What the exercise asks
Lines that include the word "emblem" should be copied from the listing that follows.

Available data
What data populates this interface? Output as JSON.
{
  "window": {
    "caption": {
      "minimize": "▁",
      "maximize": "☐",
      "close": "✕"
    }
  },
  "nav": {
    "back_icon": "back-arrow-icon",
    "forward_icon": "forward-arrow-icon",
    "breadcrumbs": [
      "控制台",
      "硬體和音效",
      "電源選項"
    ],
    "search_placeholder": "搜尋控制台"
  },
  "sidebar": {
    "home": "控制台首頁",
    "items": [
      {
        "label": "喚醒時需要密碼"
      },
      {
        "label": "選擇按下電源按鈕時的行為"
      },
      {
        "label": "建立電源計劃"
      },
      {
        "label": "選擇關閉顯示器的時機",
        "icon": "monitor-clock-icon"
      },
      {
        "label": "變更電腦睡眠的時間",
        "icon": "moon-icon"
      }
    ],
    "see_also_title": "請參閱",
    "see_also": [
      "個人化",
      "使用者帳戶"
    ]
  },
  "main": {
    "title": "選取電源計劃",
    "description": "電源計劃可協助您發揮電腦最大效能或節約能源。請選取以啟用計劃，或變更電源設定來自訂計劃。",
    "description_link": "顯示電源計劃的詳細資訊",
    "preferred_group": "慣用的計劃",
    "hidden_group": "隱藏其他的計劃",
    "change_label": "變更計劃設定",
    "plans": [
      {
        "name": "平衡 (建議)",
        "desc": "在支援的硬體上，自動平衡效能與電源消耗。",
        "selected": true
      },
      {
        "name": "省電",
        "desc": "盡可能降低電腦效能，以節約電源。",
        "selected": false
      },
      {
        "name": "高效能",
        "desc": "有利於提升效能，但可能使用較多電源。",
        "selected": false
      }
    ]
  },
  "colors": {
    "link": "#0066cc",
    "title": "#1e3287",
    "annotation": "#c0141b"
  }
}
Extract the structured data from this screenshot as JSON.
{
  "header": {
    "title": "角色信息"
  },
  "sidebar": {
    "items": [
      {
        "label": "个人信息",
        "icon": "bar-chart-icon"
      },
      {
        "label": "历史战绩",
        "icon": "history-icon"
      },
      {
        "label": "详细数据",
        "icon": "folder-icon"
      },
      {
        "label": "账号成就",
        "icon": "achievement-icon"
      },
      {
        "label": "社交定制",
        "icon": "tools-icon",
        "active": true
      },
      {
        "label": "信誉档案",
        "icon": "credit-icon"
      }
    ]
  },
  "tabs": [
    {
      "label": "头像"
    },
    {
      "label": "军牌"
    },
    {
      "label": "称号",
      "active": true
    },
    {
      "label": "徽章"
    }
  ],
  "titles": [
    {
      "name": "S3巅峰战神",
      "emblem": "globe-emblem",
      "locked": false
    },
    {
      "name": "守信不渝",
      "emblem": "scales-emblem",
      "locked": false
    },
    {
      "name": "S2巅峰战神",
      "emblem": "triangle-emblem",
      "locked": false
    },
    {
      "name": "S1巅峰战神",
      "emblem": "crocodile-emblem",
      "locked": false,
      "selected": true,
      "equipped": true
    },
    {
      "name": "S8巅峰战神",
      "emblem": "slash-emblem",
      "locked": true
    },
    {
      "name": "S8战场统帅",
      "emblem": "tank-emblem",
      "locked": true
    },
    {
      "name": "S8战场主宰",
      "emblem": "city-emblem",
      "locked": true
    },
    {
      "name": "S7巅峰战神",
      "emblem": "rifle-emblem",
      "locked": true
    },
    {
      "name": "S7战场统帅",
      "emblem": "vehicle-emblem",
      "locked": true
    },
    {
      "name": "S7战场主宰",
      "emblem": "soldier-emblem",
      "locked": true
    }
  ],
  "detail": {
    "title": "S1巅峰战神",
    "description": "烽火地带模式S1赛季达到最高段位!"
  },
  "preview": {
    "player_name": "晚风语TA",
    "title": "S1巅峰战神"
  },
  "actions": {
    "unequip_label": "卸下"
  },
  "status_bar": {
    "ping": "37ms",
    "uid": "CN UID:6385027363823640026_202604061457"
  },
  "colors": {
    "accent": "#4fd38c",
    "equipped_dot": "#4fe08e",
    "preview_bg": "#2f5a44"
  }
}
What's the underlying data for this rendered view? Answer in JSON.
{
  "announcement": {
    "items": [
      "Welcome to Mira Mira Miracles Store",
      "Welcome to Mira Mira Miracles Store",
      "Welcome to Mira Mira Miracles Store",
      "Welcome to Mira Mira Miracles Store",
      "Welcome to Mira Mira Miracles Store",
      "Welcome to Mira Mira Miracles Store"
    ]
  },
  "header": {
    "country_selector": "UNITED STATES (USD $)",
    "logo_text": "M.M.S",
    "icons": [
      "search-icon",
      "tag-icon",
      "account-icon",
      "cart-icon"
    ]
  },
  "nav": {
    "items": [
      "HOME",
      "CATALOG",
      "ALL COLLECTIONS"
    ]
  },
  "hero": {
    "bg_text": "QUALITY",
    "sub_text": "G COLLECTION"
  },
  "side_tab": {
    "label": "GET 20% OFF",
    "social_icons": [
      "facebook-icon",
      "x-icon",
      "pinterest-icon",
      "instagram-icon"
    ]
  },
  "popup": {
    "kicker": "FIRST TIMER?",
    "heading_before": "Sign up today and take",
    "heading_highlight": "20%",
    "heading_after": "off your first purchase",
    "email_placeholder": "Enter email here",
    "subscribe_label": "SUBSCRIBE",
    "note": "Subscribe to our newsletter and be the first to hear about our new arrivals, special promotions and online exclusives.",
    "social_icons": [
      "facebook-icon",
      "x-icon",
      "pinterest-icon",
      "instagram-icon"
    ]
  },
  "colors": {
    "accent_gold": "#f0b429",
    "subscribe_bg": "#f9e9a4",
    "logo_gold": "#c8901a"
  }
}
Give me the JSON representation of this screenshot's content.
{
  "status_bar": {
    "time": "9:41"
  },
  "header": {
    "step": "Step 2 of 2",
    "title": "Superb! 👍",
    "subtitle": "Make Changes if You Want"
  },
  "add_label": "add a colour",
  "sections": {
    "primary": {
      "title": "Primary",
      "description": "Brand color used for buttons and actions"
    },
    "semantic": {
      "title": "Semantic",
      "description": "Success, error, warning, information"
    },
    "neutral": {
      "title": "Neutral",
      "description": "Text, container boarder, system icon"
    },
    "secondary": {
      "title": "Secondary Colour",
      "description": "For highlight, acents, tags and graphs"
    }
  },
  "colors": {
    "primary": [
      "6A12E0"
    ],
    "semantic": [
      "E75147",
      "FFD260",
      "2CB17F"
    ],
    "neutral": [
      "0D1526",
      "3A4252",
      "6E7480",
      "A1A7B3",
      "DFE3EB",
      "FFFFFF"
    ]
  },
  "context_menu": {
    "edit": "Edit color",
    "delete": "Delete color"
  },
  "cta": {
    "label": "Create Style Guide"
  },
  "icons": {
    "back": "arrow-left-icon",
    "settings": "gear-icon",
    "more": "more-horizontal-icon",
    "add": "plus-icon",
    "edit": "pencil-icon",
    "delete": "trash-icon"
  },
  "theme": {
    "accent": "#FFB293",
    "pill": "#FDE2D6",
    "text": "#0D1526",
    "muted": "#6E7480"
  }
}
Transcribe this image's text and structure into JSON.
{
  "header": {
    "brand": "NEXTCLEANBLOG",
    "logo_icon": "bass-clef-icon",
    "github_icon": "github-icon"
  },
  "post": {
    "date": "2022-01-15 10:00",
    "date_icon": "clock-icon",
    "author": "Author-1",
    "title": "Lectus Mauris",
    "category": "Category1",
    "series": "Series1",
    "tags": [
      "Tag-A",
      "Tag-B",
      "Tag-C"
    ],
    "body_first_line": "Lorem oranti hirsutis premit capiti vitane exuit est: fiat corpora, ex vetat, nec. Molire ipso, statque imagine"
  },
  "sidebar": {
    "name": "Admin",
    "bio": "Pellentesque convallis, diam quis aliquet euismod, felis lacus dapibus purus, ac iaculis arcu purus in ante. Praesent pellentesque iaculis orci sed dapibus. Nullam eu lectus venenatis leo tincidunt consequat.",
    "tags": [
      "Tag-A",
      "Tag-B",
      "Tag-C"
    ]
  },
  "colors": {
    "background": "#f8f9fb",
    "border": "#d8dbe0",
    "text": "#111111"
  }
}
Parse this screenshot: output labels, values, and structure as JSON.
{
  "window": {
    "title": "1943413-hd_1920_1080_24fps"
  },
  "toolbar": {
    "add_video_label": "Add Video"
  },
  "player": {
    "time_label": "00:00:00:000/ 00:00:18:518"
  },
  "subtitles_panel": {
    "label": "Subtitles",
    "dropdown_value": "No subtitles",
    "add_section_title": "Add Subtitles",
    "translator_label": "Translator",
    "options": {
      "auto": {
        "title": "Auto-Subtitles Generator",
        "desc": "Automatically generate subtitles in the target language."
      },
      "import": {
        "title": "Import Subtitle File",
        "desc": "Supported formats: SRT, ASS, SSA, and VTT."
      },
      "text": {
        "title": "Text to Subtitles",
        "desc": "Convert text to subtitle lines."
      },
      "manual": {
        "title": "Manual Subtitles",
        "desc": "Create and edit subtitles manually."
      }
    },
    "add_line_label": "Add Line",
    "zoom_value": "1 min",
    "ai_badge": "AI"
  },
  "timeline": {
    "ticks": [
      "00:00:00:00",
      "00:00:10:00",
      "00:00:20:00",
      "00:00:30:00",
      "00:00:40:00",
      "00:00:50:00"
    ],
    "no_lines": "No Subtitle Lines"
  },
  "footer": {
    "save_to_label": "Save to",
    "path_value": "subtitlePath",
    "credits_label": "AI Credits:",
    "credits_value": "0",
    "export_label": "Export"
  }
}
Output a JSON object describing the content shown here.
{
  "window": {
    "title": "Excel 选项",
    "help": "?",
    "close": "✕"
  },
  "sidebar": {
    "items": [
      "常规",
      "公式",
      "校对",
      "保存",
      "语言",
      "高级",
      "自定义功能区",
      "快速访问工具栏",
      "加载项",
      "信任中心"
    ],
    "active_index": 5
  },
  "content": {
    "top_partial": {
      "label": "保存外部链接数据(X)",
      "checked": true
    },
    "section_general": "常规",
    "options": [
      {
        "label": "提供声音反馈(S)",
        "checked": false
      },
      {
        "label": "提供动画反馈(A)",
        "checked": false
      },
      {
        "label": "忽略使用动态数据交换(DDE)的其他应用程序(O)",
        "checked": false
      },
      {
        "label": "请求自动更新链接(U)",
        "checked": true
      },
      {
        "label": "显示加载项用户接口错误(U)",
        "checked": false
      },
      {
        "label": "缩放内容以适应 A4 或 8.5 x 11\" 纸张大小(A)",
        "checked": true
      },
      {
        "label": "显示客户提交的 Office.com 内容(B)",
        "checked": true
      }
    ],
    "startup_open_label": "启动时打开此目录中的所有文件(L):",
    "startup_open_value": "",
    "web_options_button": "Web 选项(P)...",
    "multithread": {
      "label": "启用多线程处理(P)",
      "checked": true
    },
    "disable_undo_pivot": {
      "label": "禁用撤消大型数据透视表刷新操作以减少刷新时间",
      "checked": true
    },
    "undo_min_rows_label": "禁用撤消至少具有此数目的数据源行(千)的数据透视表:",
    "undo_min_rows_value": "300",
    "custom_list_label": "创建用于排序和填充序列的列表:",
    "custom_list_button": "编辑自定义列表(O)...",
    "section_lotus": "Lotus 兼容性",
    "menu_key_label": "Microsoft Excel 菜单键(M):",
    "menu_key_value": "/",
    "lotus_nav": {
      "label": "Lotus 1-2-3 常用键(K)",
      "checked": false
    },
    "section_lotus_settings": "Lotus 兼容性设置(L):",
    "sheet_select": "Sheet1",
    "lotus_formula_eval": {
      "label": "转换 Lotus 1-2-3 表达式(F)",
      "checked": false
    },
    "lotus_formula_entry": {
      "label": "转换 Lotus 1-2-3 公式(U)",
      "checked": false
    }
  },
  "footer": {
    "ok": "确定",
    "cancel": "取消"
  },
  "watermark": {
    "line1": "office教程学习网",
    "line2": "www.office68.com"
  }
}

Exercise result
      "emblem": "globe-emblem",
      "emblem": "scales-emblem",
      "emblem": "triangle-emblem",
      "emblem": "crocodile-emblem",
      "emblem": "slash-emblem",
      "emblem": "tank-emblem",
      "emblem": "city-emblem",
      "emblem": "rifle-emblem",
      "emblem": "vehicle-emblem",
      "emblem": "soldier-emblem",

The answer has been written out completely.